Strangelove, or How Ernst Jünger
Learned to Love Total War
THOMAS ROHKR ÄMER
In World War I, the scale and intensity of destruction gave rise to the term total war. Quantity alone did not, however, make World War I the great "seminal catastrophe" of the twentieth century; this great conflict also frustrated intentions, defied attempts to control it, and turned every participant into its sorcerer's apprentice. Individual heroism could not contend with the machine-gun. Military ingenuity could find no productive alternative to the resource-draining stalemate on the western front; and proud idealism counted less in the war's outcome than did technology and production levels.
Under these circumstances the enthusiasm of August 1914 quickly evaporated.

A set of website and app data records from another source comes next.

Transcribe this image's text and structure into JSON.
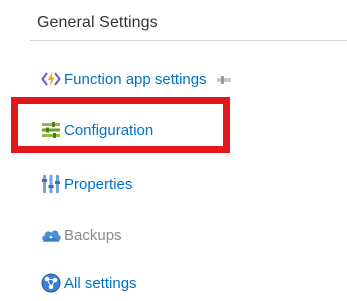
{
  "section": {
    "title": "General Settings"
  },
  "menu": {
    "items": [
      {
        "label": "Function app settings",
        "icon": "lightning-code-icon",
        "color": "#0072c6"
      },
      {
        "label": "Configuration",
        "icon": "sliders-icon",
        "color": "#0072c6"
      },
      {
        "label": "Properties",
        "icon": "properties-bars-icon",
        "color": "#0072c6"
      },
      {
        "label": "Backups",
        "icon": "cloud-backup-icon",
        "color": "#8a8a8a"
      },
      {
        "label": "All settings",
        "icon": "globe-network-icon",
        "color": "#0072c6"
      }
    ],
    "highlighted_item": "Configuration"
  },
  "colors": {
    "link": "#0072c6",
    "highlight_border": "#e3171c",
    "disabled_text": "#8a8a8a"
  }
}
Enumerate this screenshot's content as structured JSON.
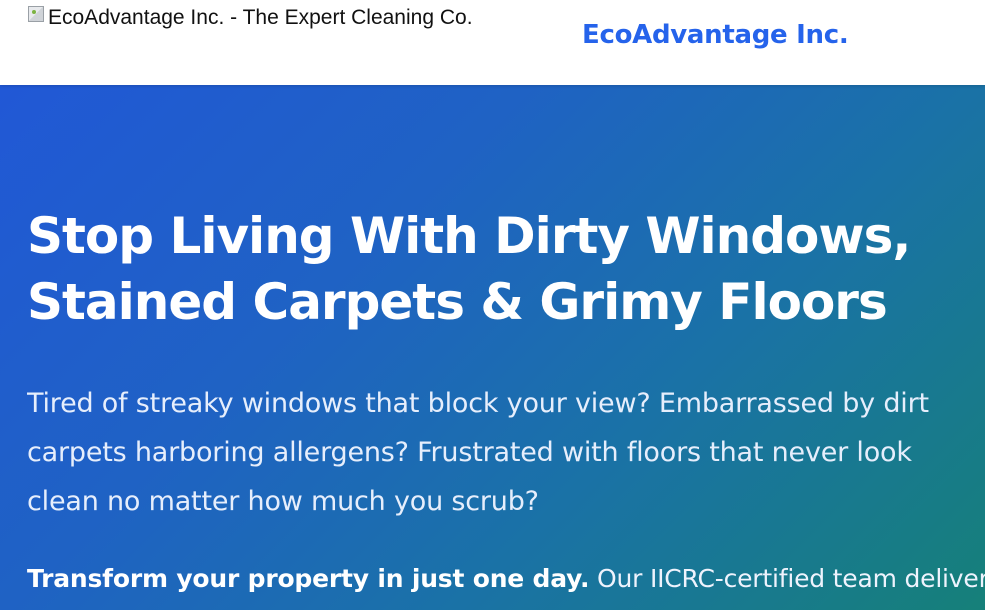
{
  "header": {
    "logo_alt": "EcoAdvantage Inc. - The Expert Cleaning Co.",
    "brand_name": "EcoAdvantage Inc."
  },
  "hero": {
    "headline_line1": "Stop Living With Dirty Windows,",
    "headline_line2": "Stained Carpets & Grimy Floors",
    "subtext_line1": "Tired of streaky windows that block your view? Embarrassed by dirt",
    "subtext_line2": "carpets harboring allergens? Frustrated with floors that never look",
    "subtext_line3": "clean no matter how much you scrub?",
    "transform_bold": "Transform your property in just one day.",
    "transform_rest": " Our IICRC-certified team delivers"
  },
  "colors": {
    "brand_blue": "#2563eb",
    "hero_gradient_start": "#2158d6",
    "hero_gradient_end": "#168079"
  },
  "icons": {
    "logo": "broken-image-icon"
  }
}
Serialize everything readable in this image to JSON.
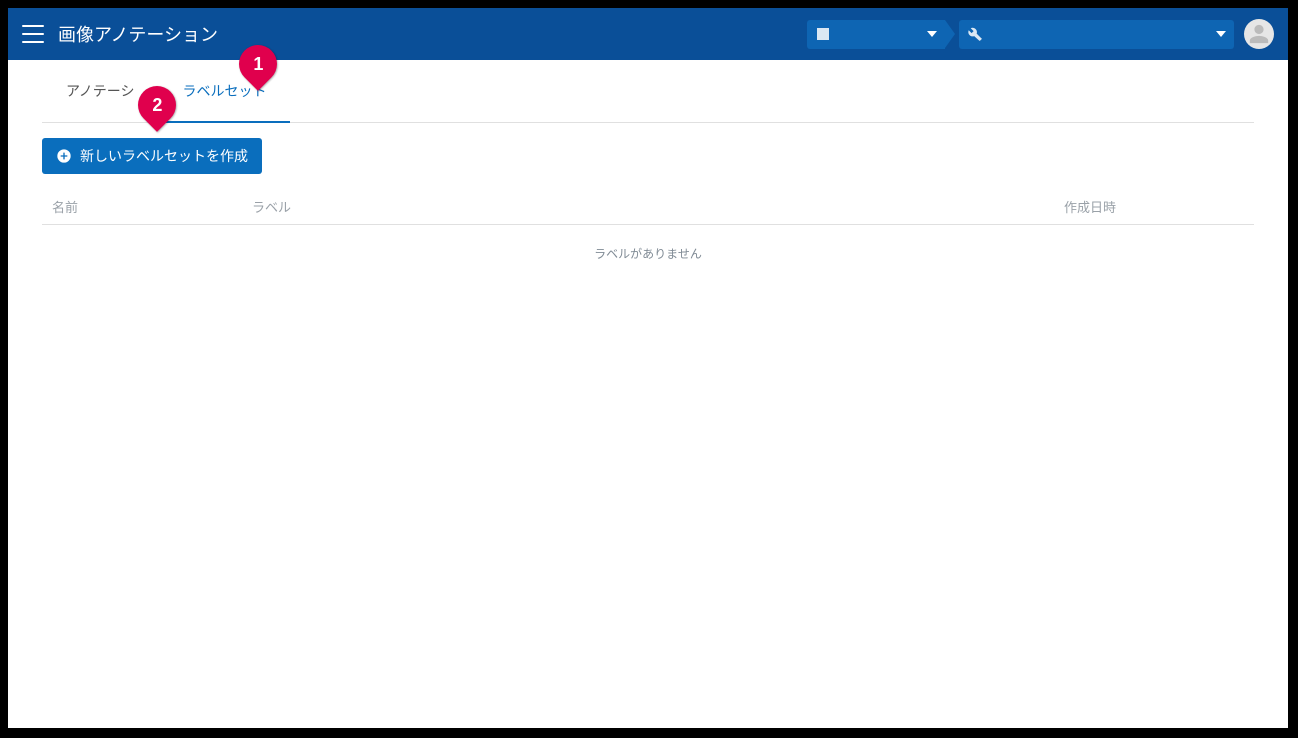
{
  "header": {
    "title": "画像アノテーション"
  },
  "tabs": {
    "annotation": "アノテーシ",
    "labelset": "ラベルセット"
  },
  "toolbar": {
    "create_labelset": "新しいラベルセットを作成"
  },
  "table": {
    "headers": {
      "name": "名前",
      "label": "ラベル",
      "created": "作成日時"
    },
    "empty": "ラベルがありません"
  },
  "callouts": {
    "c1": "1",
    "c2": "2"
  }
}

The German volunteers of August 1914 experienced a shock. These largely middle-class men had believed that the war would stimulate idealism and unity; instead, they soon experienced unjust treatment from their officers, tensions with soldiers of humbler social backgrounds, war-profiteers, and loud-mouthed beer-hall patriots with simplistic slogans. They searched for adventure and heroism, but instead they found that modern warfare demanded endurance, discipline, and the precise execution of limited tasks within a huge machinery of destruction. Their contacts with home soon taught them that their sacrifice could not protect their loved ones from hardship. Thus for many soldiers, the "ideas of 1914" soon rang false; and defeat after four years of propaganda made it even more difficult for them to find meaning in the slaughter.
World War I undermined old convictions and brought about a fundamental cultural reorientation. Formerly confined to a small intellectual avantgarde, doubts about progress, moral convictions, the benevolence of human nature, and the integrity of public officials gained broad popular currency. The scale of destruction and the experience of slaughter out of human control raised profound questions about modernity, or at least about what had gone wrong.